= MATERIAL SUPPLIED =
****************
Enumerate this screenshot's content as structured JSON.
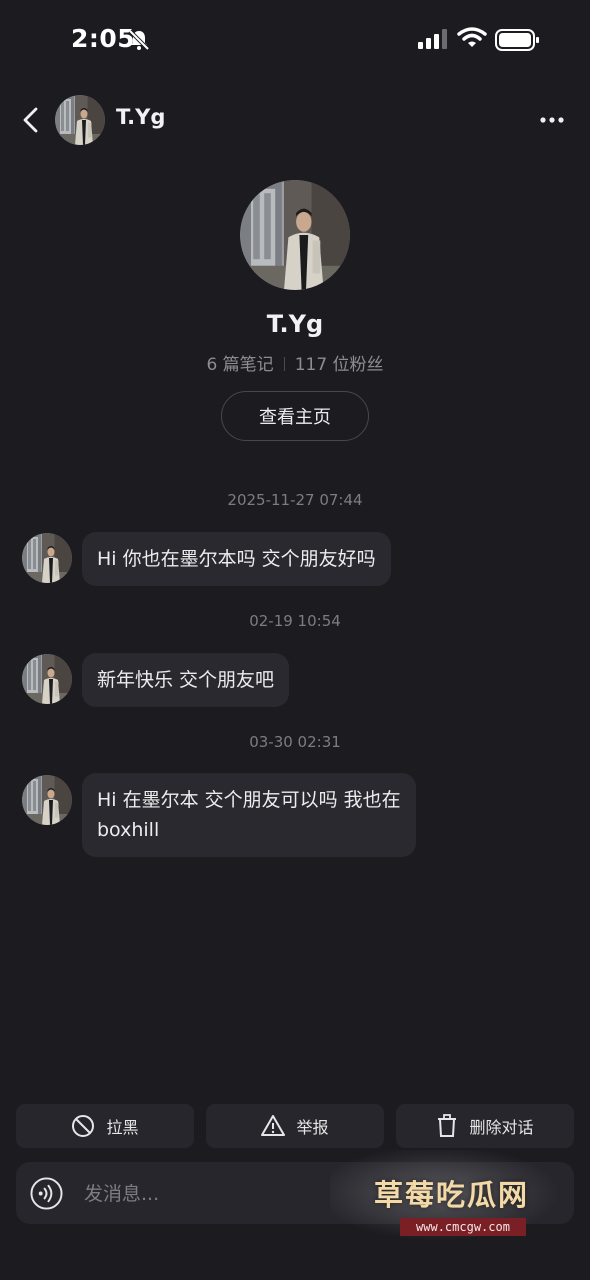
{
  "status_bar": {
    "time": "2:05"
  },
  "nav": {
    "title": "T.Yg"
  },
  "profile": {
    "name": "T.Yg",
    "notes_count": "6 篇笔记",
    "followers_count": "117 位粉丝",
    "view_profile_label": "查看主页"
  },
  "messages": [
    {
      "timestamp": "2025-11-27 07:44",
      "text": "Hi 你也在墨尔本吗 交个朋友好吗"
    },
    {
      "timestamp": "02-19 10:54",
      "text": "新年快乐 交个朋友吧"
    },
    {
      "timestamp": "03-30 02:31",
      "text_line1": "Hi 在墨尔本 交个朋友可以吗 我也在",
      "text_line2": "boxhill"
    }
  ],
  "actions": {
    "block_label": "拉黑",
    "report_label": "举报",
    "delete_label": "删除对话"
  },
  "input": {
    "placeholder": "发消息..."
  },
  "watermark": {
    "title": "草莓吃瓜网",
    "url": "www.cmcgw.com"
  },
  "icons": {
    "bell": "bell-slash-icon",
    "signal": "signal-icon",
    "wifi": "wifi-icon",
    "battery": "battery-icon",
    "back": "chevron-left-icon",
    "more": "more-icon",
    "block": "block-icon",
    "report": "warning-icon",
    "delete": "trash-icon",
    "voice": "voice-icon"
  },
  "colors": {
    "background": "#1c1b20",
    "bubble": "#2a292f",
    "button": "#27262c",
    "muted_text": "#8c8c92"
  }
}
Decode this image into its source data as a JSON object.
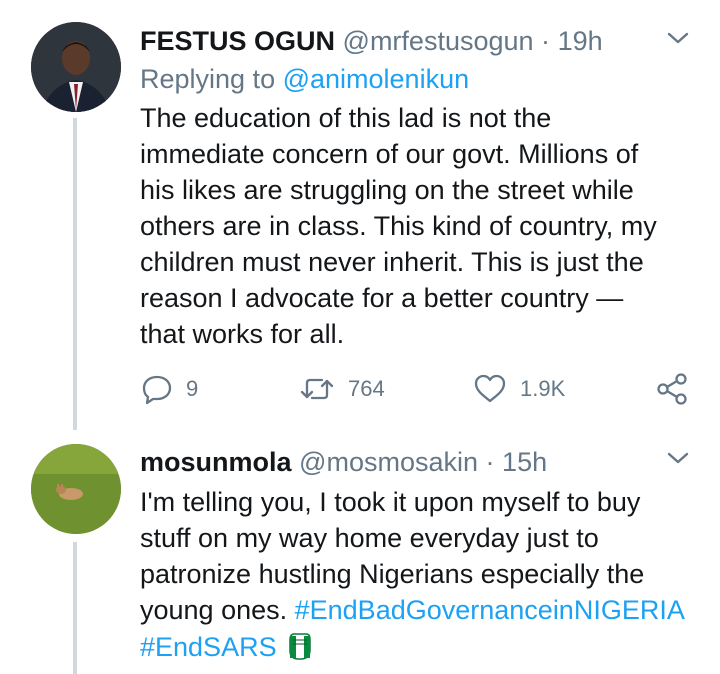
{
  "tweets": [
    {
      "name": "FESTUS OGUN",
      "handle": "@mrfestusogun",
      "dot": "·",
      "time": "19h",
      "replying_prefix": "Replying to ",
      "replying_to": "@animolenikun",
      "text_lines": [
        "The education of this lad is not the",
        "immediate concern of our govt. Millions of",
        "his likes are struggling on the street while",
        "others are in class. This kind of country, my",
        "children must never inherit. This is just the",
        "reason I advocate for a better country —",
        "that works for all."
      ],
      "actions": {
        "reply_icon": "reply-icon",
        "reply_count": "9",
        "retweet_icon": "retweet-icon",
        "retweet_count": "764",
        "like_icon": "heart-icon",
        "like_count": "1.9K",
        "share_icon": "share-icon"
      }
    },
    {
      "name": "mosunmola",
      "handle": "@mosmosakin",
      "dot": "·",
      "time": "15h",
      "text_lines": [
        "I'm telling you, I took it upon myself to buy",
        "stuff on my way home everyday just to",
        "patronize hustling Nigerians especially the"
      ],
      "text_last_plain": "young ones. ",
      "hashtag1": "#EndBadGovernanceinNIGERIA",
      "hashtag2": "#EndSARS",
      "emoji": "raised-fist-nigeria-flag"
    }
  ],
  "colors": {
    "link": "#1da1f2",
    "secondary_text": "#657786",
    "primary_text": "#14171a",
    "thread_line": "#cfd9de"
  }
}
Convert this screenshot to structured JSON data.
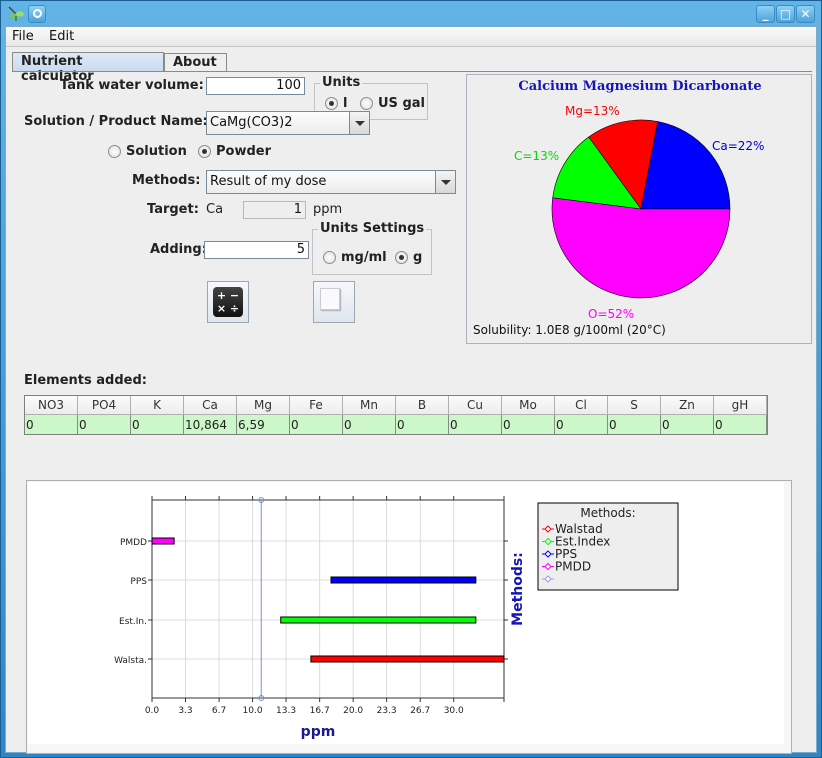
{
  "window": {
    "title": "",
    "controls": {
      "minimize": "_",
      "maximize": "□",
      "close": "✕"
    }
  },
  "menubar": {
    "items": [
      "File",
      "Edit"
    ]
  },
  "tabs": [
    {
      "label": "Nutrient calculator",
      "active": true
    },
    {
      "label": "About",
      "active": false
    }
  ],
  "form": {
    "tank_volume_label": "Tank water volume:",
    "tank_volume_value": "100",
    "units_group": {
      "title": "Units",
      "options": [
        {
          "label": "l",
          "selected": true
        },
        {
          "label": "US gal",
          "selected": false
        }
      ]
    },
    "product_label": "Solution / Product Name:",
    "product_value": "CaMg(CO3)2",
    "form_type": [
      {
        "label": "Solution",
        "selected": false
      },
      {
        "label": "Powder",
        "selected": true
      }
    ],
    "methods_label": "Methods:",
    "methods_value": "Result of my dose",
    "target_label": "Target:",
    "target_element": "Ca",
    "target_value": "1",
    "target_unit": "ppm",
    "adding_label": "Adding:",
    "adding_value": "5",
    "units_settings": {
      "title": "Units Settings",
      "options": [
        {
          "label": "mg/ml",
          "selected": false
        },
        {
          "label": "g",
          "selected": true
        }
      ]
    },
    "calculate_button_icon": "calculator-icon",
    "copy_button_icon": "copy-icon"
  },
  "pie": {
    "title": "Calcium Magnesium Dicarbonate",
    "solubility": "Solubility: 1.0E8 g/100ml (20°C)",
    "slices": [
      {
        "name": "Ca",
        "label": "Ca=22%",
        "percent": 22,
        "color": "#0000ff"
      },
      {
        "name": "Mg",
        "label": "Mg=13%",
        "percent": 13,
        "color": "#ff0000"
      },
      {
        "name": "C",
        "label": "C=13%",
        "percent": 13,
        "color": "#00ff00"
      },
      {
        "name": "O",
        "label": "O=52%",
        "percent": 52,
        "color": "#ff00ff"
      }
    ]
  },
  "elements": {
    "title": "Elements added:",
    "columns": [
      "NO3",
      "PO4",
      "K",
      "Ca",
      "Mg",
      "Fe",
      "Mn",
      "B",
      "Cu",
      "Mo",
      "Cl",
      "S",
      "Zn",
      "gH"
    ],
    "values": [
      "0",
      "0",
      "0",
      "10,864",
      "6,59",
      "0",
      "0",
      "0",
      "0",
      "0",
      "0",
      "0",
      "0",
      "0"
    ]
  },
  "chart_data": {
    "type": "bar",
    "orientation": "horizontal-range",
    "title": "",
    "xlabel": "ppm",
    "ylabel": "Methods:",
    "xlim": [
      0,
      35
    ],
    "xticks": [
      "0.0",
      "3.3",
      "6.7",
      "10.0",
      "13.3",
      "16.7",
      "20.0",
      "23.3",
      "26.7",
      "30.0"
    ],
    "xtick_values": [
      0,
      3.33,
      6.67,
      10,
      13.33,
      16.67,
      20,
      23.33,
      26.67,
      30
    ],
    "grid": true,
    "categories": [
      "Walsta.",
      "Est.In.",
      "PPS",
      "PMDD"
    ],
    "series": [
      {
        "name": "Walstad",
        "category": "Walsta.",
        "start": 15.8,
        "end": 35.0,
        "color": "#ff0000"
      },
      {
        "name": "Est.Index",
        "category": "Est.In.",
        "start": 12.8,
        "end": 32.2,
        "color": "#00ff00"
      },
      {
        "name": "PPS",
        "category": "PPS",
        "start": 17.8,
        "end": 32.2,
        "color": "#0000ff"
      },
      {
        "name": "PMDD",
        "category": "PMDD",
        "start": 0.0,
        "end": 2.2,
        "color": "#ff00ff"
      }
    ],
    "marker_value": 10.864,
    "marker_color": "#6f94d8",
    "legend": {
      "title": "Methods:",
      "placement": "right",
      "entries": [
        {
          "label": "Walstad",
          "color": "#ff0000"
        },
        {
          "label": "Est.Index",
          "color": "#00ff00"
        },
        {
          "label": "PPS",
          "color": "#0000ff"
        },
        {
          "label": "PMDD",
          "color": "#ff00ff"
        },
        {
          "label": "",
          "color": "#9999ee"
        }
      ]
    }
  }
}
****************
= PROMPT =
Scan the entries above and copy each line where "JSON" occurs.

= RESPONSE TO THIS EXERCISE =
Enumerate this screenshot's content as structured JSON.
Decode this image into its source data as a JSON object.
Convert this screenshot to structured JSON data.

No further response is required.